The biggest piece of news this week is that Batchewana First Nation, located just east of Sault Ste. Marie, published a statement saying that they would not support Noront’s plans to build a ferrochrome smelter within their territory. Christian Provenzano has repeatedly stated that “If the project is not supported by the community-at-large or our Indigenous partners at the end of the process, the project will not proceed”, so this could have a big impact on the environmental assessment and subsequent decision-making process around the smelter.
Meanwhile, the federal government announced the beginning of the public comment period in the Marten Falls Community Access Road’s environmental assessment process. Comments can be submitted online until January 28th.
December 19, 2019 (Northern Ontario Business):
Ottawa will take your comments on the Ring of Fire road
Federal environmental assessment begins on Marten Falls access corridor

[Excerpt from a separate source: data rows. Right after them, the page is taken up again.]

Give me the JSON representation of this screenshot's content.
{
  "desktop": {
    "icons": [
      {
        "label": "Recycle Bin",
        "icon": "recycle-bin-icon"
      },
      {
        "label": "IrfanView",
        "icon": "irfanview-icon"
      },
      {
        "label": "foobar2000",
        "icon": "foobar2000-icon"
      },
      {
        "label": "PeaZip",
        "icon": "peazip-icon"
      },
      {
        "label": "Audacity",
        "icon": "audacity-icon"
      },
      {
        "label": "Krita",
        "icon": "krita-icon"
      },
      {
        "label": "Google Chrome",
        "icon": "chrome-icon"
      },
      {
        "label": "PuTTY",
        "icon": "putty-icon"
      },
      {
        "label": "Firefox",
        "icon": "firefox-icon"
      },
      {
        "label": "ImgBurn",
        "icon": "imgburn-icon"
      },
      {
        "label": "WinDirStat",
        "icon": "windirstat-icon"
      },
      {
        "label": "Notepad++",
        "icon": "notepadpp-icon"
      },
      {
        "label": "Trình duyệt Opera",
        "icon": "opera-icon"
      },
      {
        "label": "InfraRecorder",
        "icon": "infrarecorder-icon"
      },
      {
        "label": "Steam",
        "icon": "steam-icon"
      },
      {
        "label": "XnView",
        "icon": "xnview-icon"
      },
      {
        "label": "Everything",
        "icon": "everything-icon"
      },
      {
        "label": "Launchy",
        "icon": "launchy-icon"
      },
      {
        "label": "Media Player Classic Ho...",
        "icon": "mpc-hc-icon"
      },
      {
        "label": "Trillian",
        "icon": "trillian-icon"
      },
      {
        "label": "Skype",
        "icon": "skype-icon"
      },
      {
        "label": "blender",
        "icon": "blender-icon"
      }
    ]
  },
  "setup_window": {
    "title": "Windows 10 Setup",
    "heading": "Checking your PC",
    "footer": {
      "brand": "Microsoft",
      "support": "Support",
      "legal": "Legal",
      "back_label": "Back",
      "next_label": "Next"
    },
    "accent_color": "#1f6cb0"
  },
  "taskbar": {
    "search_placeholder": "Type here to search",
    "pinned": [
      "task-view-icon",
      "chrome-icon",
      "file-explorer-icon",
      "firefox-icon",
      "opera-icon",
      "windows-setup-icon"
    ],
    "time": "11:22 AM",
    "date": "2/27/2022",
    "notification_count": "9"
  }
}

“Public comments are being taken as part of a federal environment assessment (EA) of the first leg of the proposed north-south Ring of Fire road. The Impact Assessment Agency of Canada (formerly known as the Canadian Environment Assessment Agency) is inviting feedback for the upcoming EA of the Marten Falls Community Access Road Project. The agency determined an EA was necessary on Nov.29. Ottawa wants the public to provide direction on what specific factors must be addressed for the environmental study and how the public should be engaged during this process.” Read more here…
December 19, 2019 (The Epoch Times):
Ontario’s Ring of Fire: Many hurdles yet to be overcome
“The Ring of Fire, northern Ontario’s massive chromite mining and smelting development project, continues to face delays due to challenges like the lack of road access and negotiations with First Nations communities. Premier Doug Ford has said that the mine is “critical for (his) administration,” but without a rail corridor or smelting capabilities, the extensive chromite deposits in the James Bay Lowlands will stay stranded underground, in the middle of nowhere. “It’s inaccessible for all practical purposes, except by air, and to sell chrome you’ve got to get it to its steel mills of the world,” said Frank Smeenk, CEO of KWG Resources and one of six mining execs and geologists who located the original cache.” Read more here…
December 20, 2019 (CTV News: Northern Ontario):
Batchewana First Nation opposes ferrochrome development
“After months of discussions, Batchewana First Nation Chief and Council says they will not endorse Noront Resources’ proposed ferrochrome smelter within its territory in Sault Ste. Marie. The band says the decision did not come lightly, but it feels it’s necessary to oppose the development.” Read more here…
December 20, 2019 (The Sudbury Star):
First Nation near Sault Ste. Marie opposes ferrochrome smelter
“Batchewana First Nation will not support Noront Resources’s plans to build a ferrochrome smelter in Sault Ste. Marie. The community’s stance was announced Friday morning on the First Nation’s Facebook page. “The decision did not come lightly and was reached in accordance with Anishnabek law, inherent jurisdiction, culture and traditions,” the statement reads. “The council feels as the caretakers of the land and waterways that they must prohibit the construction of a ferrochrome smelter plant to be built within the BFN territory.” Read more here…